The tactic of “double language” has long been adopted by Beijing, which is acutely aware of the need to steer global discourse to its own favor, and is ready to accommodate such need through its enormous propaganda machine. For instance, Global Times, one of many state-owned media outlets, explicitly defended the Chinese Communist Party’s crackdown on the protestors in the summer of 1989 in a rare editorial in the wake of June 4 this year. However, the passage was only allowed to be circulated in English, and any attempt to translate the piece into Chinese was immediately censored on Weibo, the Chinese equivalent of Twitter. Such a move, again, is arguably yet another attempt to serve two distinctly different audiences. For those in the West, the CCP is sending an unmistakable message that China’s heavy-handed grip over the civil society in the country remains resolute, and that the Party is immunized against political turmoil. Any attempt to intervene in the internal affairs of China, the editorial claims, will bear no meaningful fruit. Back at home, however, the Party seems to have realized that even the mere mention of Tiananmen Square at such politically sensitive time can still provoke its people, and thus refrained from even making the Global Times article available in Chinese.

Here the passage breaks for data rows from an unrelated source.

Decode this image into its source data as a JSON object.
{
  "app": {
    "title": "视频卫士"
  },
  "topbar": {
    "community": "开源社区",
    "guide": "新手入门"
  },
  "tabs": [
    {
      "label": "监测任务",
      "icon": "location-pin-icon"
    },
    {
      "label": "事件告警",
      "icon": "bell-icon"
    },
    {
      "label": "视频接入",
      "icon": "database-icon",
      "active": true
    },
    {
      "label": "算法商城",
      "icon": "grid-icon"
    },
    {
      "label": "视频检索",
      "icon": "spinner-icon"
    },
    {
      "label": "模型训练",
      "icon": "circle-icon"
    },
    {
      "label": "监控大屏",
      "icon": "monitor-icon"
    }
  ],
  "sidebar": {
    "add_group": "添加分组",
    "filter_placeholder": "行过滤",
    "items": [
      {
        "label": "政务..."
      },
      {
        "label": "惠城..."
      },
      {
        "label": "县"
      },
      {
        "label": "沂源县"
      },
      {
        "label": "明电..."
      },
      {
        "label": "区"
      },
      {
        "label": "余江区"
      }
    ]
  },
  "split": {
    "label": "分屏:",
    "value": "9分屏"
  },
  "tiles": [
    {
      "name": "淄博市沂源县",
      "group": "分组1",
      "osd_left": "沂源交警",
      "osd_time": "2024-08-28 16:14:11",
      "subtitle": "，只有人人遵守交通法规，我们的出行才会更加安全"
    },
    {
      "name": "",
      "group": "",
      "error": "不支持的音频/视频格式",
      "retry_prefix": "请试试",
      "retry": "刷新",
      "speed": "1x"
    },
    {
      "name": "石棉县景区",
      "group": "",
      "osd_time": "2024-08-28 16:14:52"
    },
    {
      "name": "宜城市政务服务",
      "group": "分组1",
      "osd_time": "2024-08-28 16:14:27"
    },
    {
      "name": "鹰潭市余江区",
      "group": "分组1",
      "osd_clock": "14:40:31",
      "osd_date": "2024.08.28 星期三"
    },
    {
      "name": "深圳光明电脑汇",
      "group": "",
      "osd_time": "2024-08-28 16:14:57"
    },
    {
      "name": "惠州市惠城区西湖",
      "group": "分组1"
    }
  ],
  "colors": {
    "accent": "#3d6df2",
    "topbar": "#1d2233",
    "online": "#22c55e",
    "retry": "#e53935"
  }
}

It is safe to assume that world leaders, at least to some extent, rely upon international media reports to strategize their foreign policy in relation to Hong Kong and China. Foreign newspapers are also an imperative source of information for concerned citizens worldwide who have been lobbying their governments to support democratic causes in Hong Kong. Lam’s administration, along with the Chinese Communist Party, will play every card in their hands to shape the international discourse on their terms. Linguistic nuances and disparities lost in translation are rarely innocent — failing to spot them could, in turn, enable Beijing to surreptitiously orchestrate and curate international views. Now more than ever, the world has to watch what China is doing, and it has to watch more carefully.
Kai Yui Samuel Chan is currently a Ph.D. student in Political Science at the University of California, Berkeley.
Elizabeth Lui is a researcher at The University of Hong Kong.